What to produce:
The full listing below should be copied verbatim.

+---+

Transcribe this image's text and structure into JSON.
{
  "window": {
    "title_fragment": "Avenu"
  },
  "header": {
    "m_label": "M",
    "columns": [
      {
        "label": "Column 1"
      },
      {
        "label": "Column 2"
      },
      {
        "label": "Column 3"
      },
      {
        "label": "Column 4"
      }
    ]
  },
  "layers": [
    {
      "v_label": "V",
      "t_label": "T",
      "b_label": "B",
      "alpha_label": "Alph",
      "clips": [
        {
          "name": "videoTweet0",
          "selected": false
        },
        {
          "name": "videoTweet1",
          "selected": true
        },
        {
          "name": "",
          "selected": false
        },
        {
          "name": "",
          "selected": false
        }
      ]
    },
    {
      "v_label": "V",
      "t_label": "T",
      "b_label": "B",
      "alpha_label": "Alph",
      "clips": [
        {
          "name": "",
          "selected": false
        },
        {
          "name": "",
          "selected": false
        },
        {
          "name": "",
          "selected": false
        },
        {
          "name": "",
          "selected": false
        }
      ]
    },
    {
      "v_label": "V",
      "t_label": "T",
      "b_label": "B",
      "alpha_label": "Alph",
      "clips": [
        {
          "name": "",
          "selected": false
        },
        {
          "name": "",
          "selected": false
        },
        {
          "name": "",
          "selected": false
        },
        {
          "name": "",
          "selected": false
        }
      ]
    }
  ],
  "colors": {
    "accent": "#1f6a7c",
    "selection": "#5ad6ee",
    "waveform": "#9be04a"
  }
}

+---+

Written response:
Transcribe this image's text and structure into JSON.
{
  "window": {
    "title_fragment": "Avenu"
  },
  "header": {
    "m_label": "M",
    "columns": [
      {
        "label": "Column 1"
      },
      {
        "label": "Column 2"
      },
      {
        "label": "Column 3"
      },
      {
        "label": "Column 4"
      }
    ]
  },
  "layers": [
    {
      "v_label": "V",
      "t_label": "T",
      "b_label": "B",
      "alpha_label": "Alph",
      "clips": [
        {
          "name": "videoTweet0",
          "selected": false
        },
        {
          "name": "videoTweet1",
          "selected": true
        },
        {
          "name": "",
          "selected": false
        },
        {
          "name": "",
          "selected": false
        }
      ]
    },
    {
      "v_label": "V",
      "t_label": "T",
      "b_label": "B",
      "alpha_label": "Alph",
      "clips": [
        {
          "name": "",
          "selected": false
        },
        {
          "name": "",
          "selected": false
        },
        {
          "name": "",
          "selected": false
        },
        {
          "name": "",
          "selected": false
        }
      ]
    },
    {
      "v_label": "V",
      "t_label": "T",
      "b_label": "B",
      "alpha_label": "Alph",
      "clips": [
        {
          "name": "",
          "selected": false
        },
        {
          "name": "",
          "selected": false
        },
        {
          "name": "",
          "selected": false
        },
        {
          "name": "",
          "selected": false
        }
      ]
    }
  ],
  "colors": {
    "accent": "#1f6a7c",
    "selection": "#5ad6ee",
    "waveform": "#9be04a"
  }
}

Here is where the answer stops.